Momentum is a bitch. It’s probably the hardest thing to maintain in any activist movement. Join The Impact, the new web-based group that organized the remarkable nationwide anti-Prop 8 rallies on November 15th, is learning this hard truth pretty quickly. Their three actions since then – a postcard campaign, “Day Without A Gay”, and Saturday night’s nationwide “Light Up The Night” demos – failed to live up to this group’s early promise, or its justifiably glowing press coverage (see their New York Times profile).
This is not meant to be a dig. I’m in love with this group’s energy, youthfulness, and commitment. I haven’t felt this inspired by gay activism since the days of ACT UP. But I’m also a big believer in learning as you go, and doing honest postmortems. Any movement that only pats itself on the back after each action it takes is doomed to failure. So at the risk of having my head bitten off, I’d like to humbly offer the following advice.
Momentum matters. The best way to maintain it is to set and achieve attainable goals (or mini-victories that push the ball forward towards a larger victory). Thus far, Join The Impact only seems to be playing variations on a theme, attempting to recreate new versions of their clear victory on November 15th.

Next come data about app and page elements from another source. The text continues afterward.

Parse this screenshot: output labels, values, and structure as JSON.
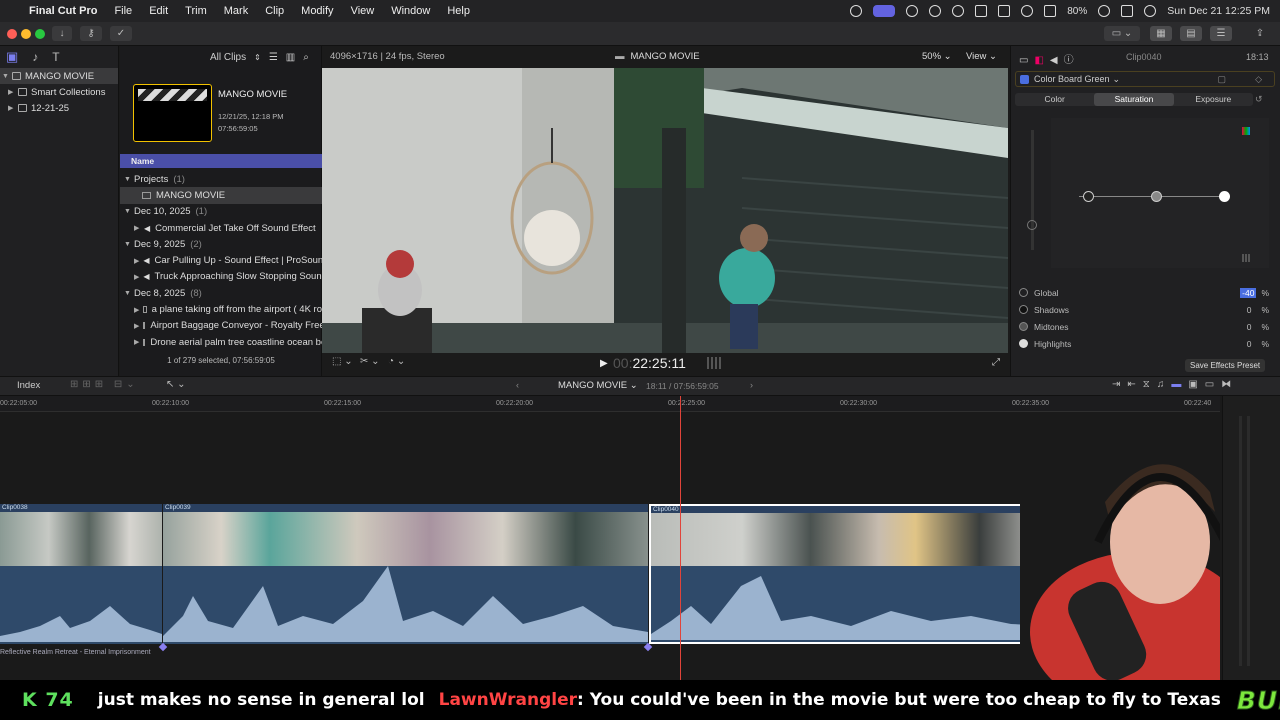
{
  "menubar": {
    "apple": "",
    "app": "Final Cut Pro",
    "items": [
      "File",
      "Edit",
      "Trim",
      "Mark",
      "Clip",
      "Modify",
      "View",
      "Window",
      "Help"
    ],
    "battery": "80%",
    "datetime": "Sun Dec 21  12:25 PM"
  },
  "browser_header": {
    "filter": "All Clips",
    "format": "4096×1716 | 24 fps, Stereo"
  },
  "library": {
    "items": [
      {
        "label": "MANGO MOVIE",
        "selected": true
      },
      {
        "label": "Smart Collections"
      },
      {
        "label": "12-21-25"
      }
    ]
  },
  "project_card": {
    "title": "MANGO MOVIE",
    "date": "12/21/25, 12:18 PM",
    "duration": "07:56:59:05"
  },
  "browser": {
    "column_header": "Name",
    "groups": [
      {
        "label": "Projects",
        "count": "(1)",
        "items": [
          "MANGO MOVIE"
        ]
      },
      {
        "label": "Dec 10, 2025",
        "count": "(1)",
        "items": [
          "Commercial Jet Take Off Sound Effect"
        ]
      },
      {
        "label": "Dec 9, 2025",
        "count": "(2)",
        "items": [
          "Car Pulling Up - Sound Effect  |  ProSound",
          "Truck Approaching Slow Stopping Sound"
        ]
      },
      {
        "label": "Dec 8, 2025",
        "count": "(8)",
        "items": [
          "a plane taking off from the airport ( 4K ro",
          "Airport Baggage Conveyor - Royalty Free",
          "Drone aerial palm tree coastline ocean be"
        ]
      }
    ],
    "status": "1 of 279 selected, 07:56:59:05"
  },
  "viewer": {
    "project_title": "MANGO MOVIE",
    "zoom": "50%",
    "view_menu": "View",
    "timecode_dim": "00:",
    "timecode": "22:25:11"
  },
  "inspector": {
    "clip_name": "Clip0040",
    "duration": "18:13",
    "effect_name": "Color Board Green",
    "tabs": [
      "Color",
      "Saturation",
      "Exposure"
    ],
    "active_tab": "Saturation",
    "params": [
      {
        "label": "Global",
        "value": "-40",
        "unit": "%"
      },
      {
        "label": "Shadows",
        "value": "0",
        "unit": "%"
      },
      {
        "label": "Midtones",
        "value": "0",
        "unit": "%"
      },
      {
        "label": "Highlights",
        "value": "0",
        "unit": "%"
      }
    ],
    "save_button": "Save Effects Preset"
  },
  "timeline": {
    "index_label": "Index",
    "project_menu": "MANGO MOVIE",
    "position": "18:11 / 07:56:59:05",
    "ruler_ticks": [
      "00:22:05:00",
      "00:22:10:00",
      "00:22:15:00",
      "00:22:20:00",
      "00:22:25:00",
      "00:22:30:00",
      "00:22:35:00",
      "00:22:40"
    ],
    "clips": [
      "Clip0038",
      "Clip0039",
      "Clip0040"
    ],
    "audio_clip": "Reflective Realm Retreat - Eternal Imprisonment"
  },
  "ticker": {
    "left_badge": "K 74",
    "message1": "just makes no sense in general lol",
    "user": "LawnWrangler",
    "message2": ": You could've been in the movie but were too cheap to fly to Texas",
    "brand": "BURGER PLANET"
  },
  "colors": {
    "accent": "#6363e0",
    "browser_header": "#4a4fa8",
    "clip_blue": "#3d5a80",
    "playhead": "#e0443a",
    "ticker_green": "#5ee05e",
    "ticker_user": "#ff4444",
    "ticker_brand": "#7de83d"
  }
}
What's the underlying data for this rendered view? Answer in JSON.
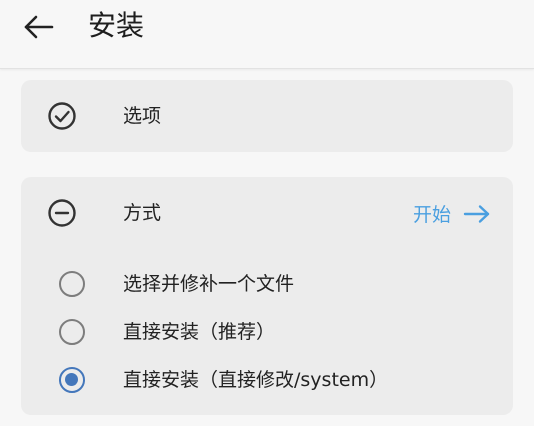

As amazing as that day was, it should be kept in perspective. It was a highly emotional response to a singular event, the passing of Prop 8. As a community, we were stunned, hurt and angry. As with most emotional responses, they will tend to diminish as you get further and further away from the initial event. November 15th was a singular moment, and attempting to recreate it will be as futile as attempting to recreate the Stonewall Riots.
Join The Impact doesn’t have ACT UP’s secret weapon – the monthly funerals that continually refueled our anger – so it needs to adjust to its post-November reality. They can’t keep banking on the initial emotions we all felt immediately after the Prop 8 vote. That probably means they should drop nationwide, broad-focus events for now, and start finding specific targets with potential mini-victories to push the ball forward.
One can think of dozens of targets. We could hit Rick Warren with various actions and specific demands, like an apology for comparing us to pedophiles and a commitment to stop the ex-gay ministry programs at his church. For a good action against him, try dozens of wedding-attired gay couples walking down his church’s aisle during one of his Sunday sermons. They could eventually crowd in front of the pews, quietly whispering their vows and exchanging rings and kisses, while never officially disturbing the sermon (one of ACT UP’s greatest mistakes).
The targets and potential mini-victories are as numbered as our enemies. Focus on the states where gay marriage is an attainable goal in the next few years: California, New York, and New Jersey. There are specific people and institutions in each that are standing in our way. If creatively targeted, any of them could become the focus of unwanted news coverage.
But here’s my worry. How will you do effective postmortems and strategize future actions? The Web is a great tool for getting out the word, but it’s a lousy place for brainstorming (sorry, discussion forums are useless for this). There’s simply no digital replacement for a room full of people hashing it out, where everyone’s eyes light up once someone hits on a good idea. Join The Impact doesn’t have ACT UP’s notorious Monday night meetings to debate future actions. Its next step should be picking a city, and finding a big room.